Smithers is the sort of place where people don’t just go sledding – they eat, sleep, and breathe the rush of fresh powder, epic views, and steep and deep terrain that keep even the most expert riders coming back for more. But that doesn’t mean novice riders need to stay home. The proximity of two easy to moderate trail systems—The Onion and The Dome—make for long days of family fun on wide, groomed trails and steady rolling trails for at least five months of the year. And for the extreme adventurer, the Microwave and Sinclair Ranges are about the best around for steep and deep terrain, wild bowls, and technical riding at its best. What are you waiting for?
Families and novice riders will love a day on The Dome, with wide, groomed trails leading eight kilometres to the Jason Robert Elliot Memorial shelter. Play in a big, open meadow in front of the cabin or continue past the cabin on a circle route that heads out the Canyon Creek Forest Service Road and leads back to the parking lot. For a longer adventure, riders can head right, up and over the hill behind the cabin to end up on the Fulton Forest Service Road, where they can ride right into Grand Isle mining town. The terrain is all the best of mountain riding—scenic views and soft, rolling hills—but without the intense challenges.
Driving directions to staging area: Leave Smithers heading north on Highway 16 and travel three kilometres to Babine Lake Road. Turn left and drive 19.5 kilometres to the huge Dome parking lot, complete with a permanent lock block ramp for loading and unloading sleds.

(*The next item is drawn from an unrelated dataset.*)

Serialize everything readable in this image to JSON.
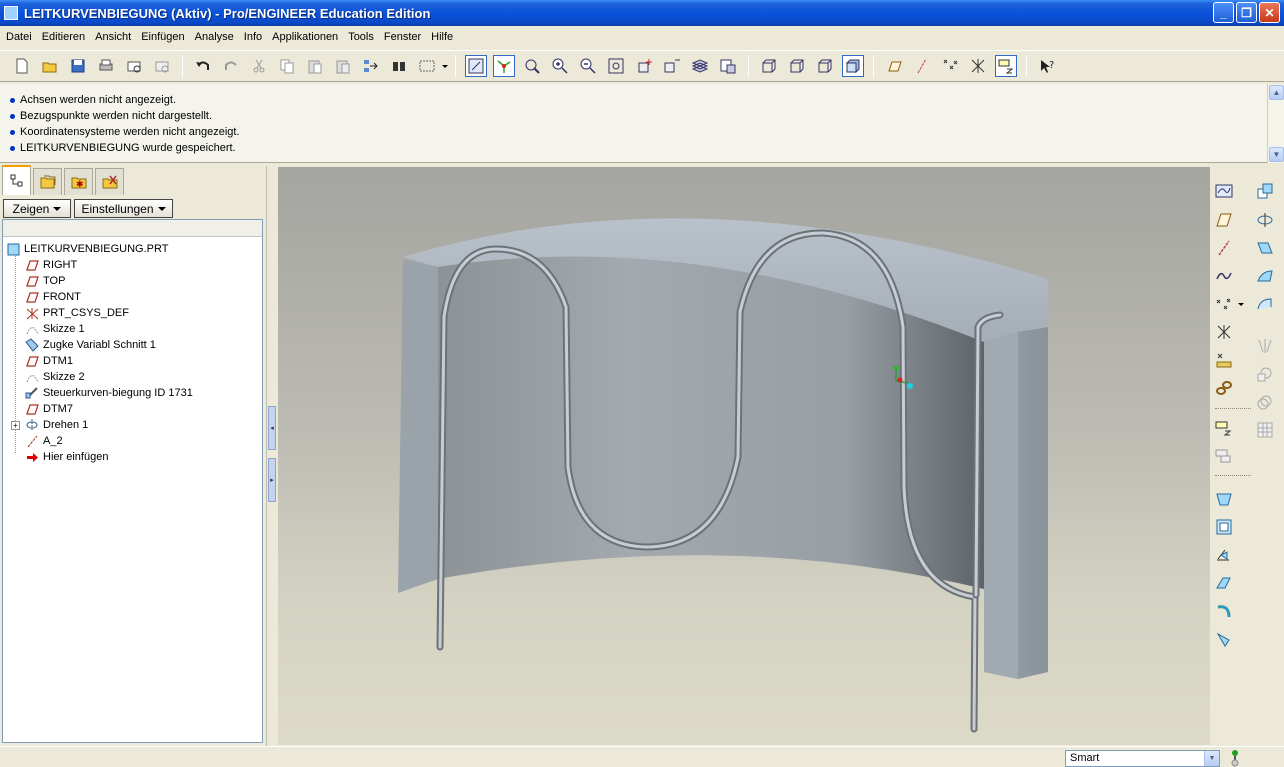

Elevation: 4,625 feet
Distance from Smithers: 22 kilometres
Grooming season: December to April
Difficulty level: Easy to moderate
The Onion is part of Babine Mountains Provincial Park, and sledders can make use of two special permit areas: Four Lakes and Cronin. The ride up to the Onion shelter just outside the park boundary is about 9.5 kilometres and another four kilometres will take you to Berdettes shelter, which is within the park. Families with some experience will enjoy a relaxing, easy ride to the first shelter, and kids can try out powder meadows and rolling hills while Mom and Dad can take on some trickier challenges. Just past Berdettes, get ready for some steeper terrain, treed areas, creeks, glaciers and gullies, where experience in boondocking and navigating intermediate terrain are musts.
Driving directions to staging area: Head north out of Smithers on Highway 16 and take a left onto Babine Lake Road. About 18 kilometres later, take a left at the junction and travel 3.5 kilometres on Old Babine Lake Road. At the parking lot, there is a plowed connector between The Dome and The Onion, so visitors can easily spend half a day at each.
Elevation: Onion Cabin 5,219 feet
Distance from Smithers: 25 kilometres
Grooming season: December to April
Difficulty level: Moderate
Microwave Plateau and Sinclair Range
The Microwave and Sinclair are side by side and not for the faint at heart. An easy seven-kilometre ride from the parking lot takes sledders to the John Emmerson shelter, and from there it just gets better. Easy and boondocking “whoopty-dos” lead out to the Sun Pit, where wild bowls, steep climbs, and hills and valleys can keep you busy for days. Get ready for tight, ungroomed trails through the trees and as much hillclimbing as you can handle. The area is marked using the Avalanche Terrain Evaluation System (ATES), so be sure to check out the conditions before heading out—and use the beacon checkers.
Driving directions to staging area: Head 14 kilometres east of Smithers to the community of Telkwa. Drive 19 kilometres on the Telkwa River Forest Service Road and watch for the parking lot.
Elevation: 5,055 feet
Distance from Smithers: 33 kilometres
Grooming season: December to April (to the John Emmerson shelter only)
Difficulty level: Difficult
Bill Wookey has covered a lot of ground since he first hopped on an old Elan in 1974. These days he seeks out fresh powder and extreme terrain on his 2012 800 Polaris RMK in some of Smithers’ hard-to-find places. He said he and a group of friends most people think are nuts get up bright and early to hit the fresh snow on The Microwave and Sinclair, and as the day moves on, so do they—into deeper, more remote areas.
“Being from the valley and being an early rider, we head to the closest mountains first,” said Wookey. “We head further and further into the Microwave as the trails get busier. Later in the year we head to steeper, narrower trails.”
Wookey said he is always on the hunt for clear skies and deep snow, and is reluctant to divulge his secret places. But if you know what you’re doing and where to look, the possibilities are endless.